Exercise directions: Go line by line through the records below. Copy whichever lines contain the string "Show".

(Data about app and page elements)
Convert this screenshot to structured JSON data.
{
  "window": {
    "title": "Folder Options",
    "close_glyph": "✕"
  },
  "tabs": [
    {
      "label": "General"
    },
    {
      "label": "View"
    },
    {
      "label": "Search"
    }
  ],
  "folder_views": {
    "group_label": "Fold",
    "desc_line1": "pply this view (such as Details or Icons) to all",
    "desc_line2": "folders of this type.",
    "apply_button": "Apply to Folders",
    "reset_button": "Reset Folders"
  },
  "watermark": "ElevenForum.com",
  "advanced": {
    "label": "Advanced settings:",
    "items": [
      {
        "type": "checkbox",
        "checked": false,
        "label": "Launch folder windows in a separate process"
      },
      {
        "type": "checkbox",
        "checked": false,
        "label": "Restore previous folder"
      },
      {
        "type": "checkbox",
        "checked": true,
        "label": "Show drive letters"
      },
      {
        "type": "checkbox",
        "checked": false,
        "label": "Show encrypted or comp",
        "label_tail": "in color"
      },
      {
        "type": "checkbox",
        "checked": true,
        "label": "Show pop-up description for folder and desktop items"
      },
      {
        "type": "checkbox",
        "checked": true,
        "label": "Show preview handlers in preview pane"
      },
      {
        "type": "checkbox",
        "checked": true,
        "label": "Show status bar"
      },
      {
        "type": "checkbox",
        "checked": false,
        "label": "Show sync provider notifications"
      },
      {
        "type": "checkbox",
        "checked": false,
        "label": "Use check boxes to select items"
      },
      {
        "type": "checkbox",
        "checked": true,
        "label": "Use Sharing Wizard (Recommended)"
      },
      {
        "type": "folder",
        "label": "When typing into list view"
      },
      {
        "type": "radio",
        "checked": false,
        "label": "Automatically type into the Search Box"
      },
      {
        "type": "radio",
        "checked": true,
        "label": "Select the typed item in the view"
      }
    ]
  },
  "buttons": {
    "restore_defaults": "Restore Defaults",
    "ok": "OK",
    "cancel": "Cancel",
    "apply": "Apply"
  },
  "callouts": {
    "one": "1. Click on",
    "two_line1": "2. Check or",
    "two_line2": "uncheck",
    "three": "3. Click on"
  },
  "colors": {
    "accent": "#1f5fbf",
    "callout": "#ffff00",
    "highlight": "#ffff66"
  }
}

Exercise result:
        "label": "Show drive letters"
        "label": "Show encrypted or comp",
        "label": "Show pop-up description for folder and desktop items"
        "label": "Show preview handlers in preview pane"
        "label": "Show status bar"
        "label": "Show sync provider notifications"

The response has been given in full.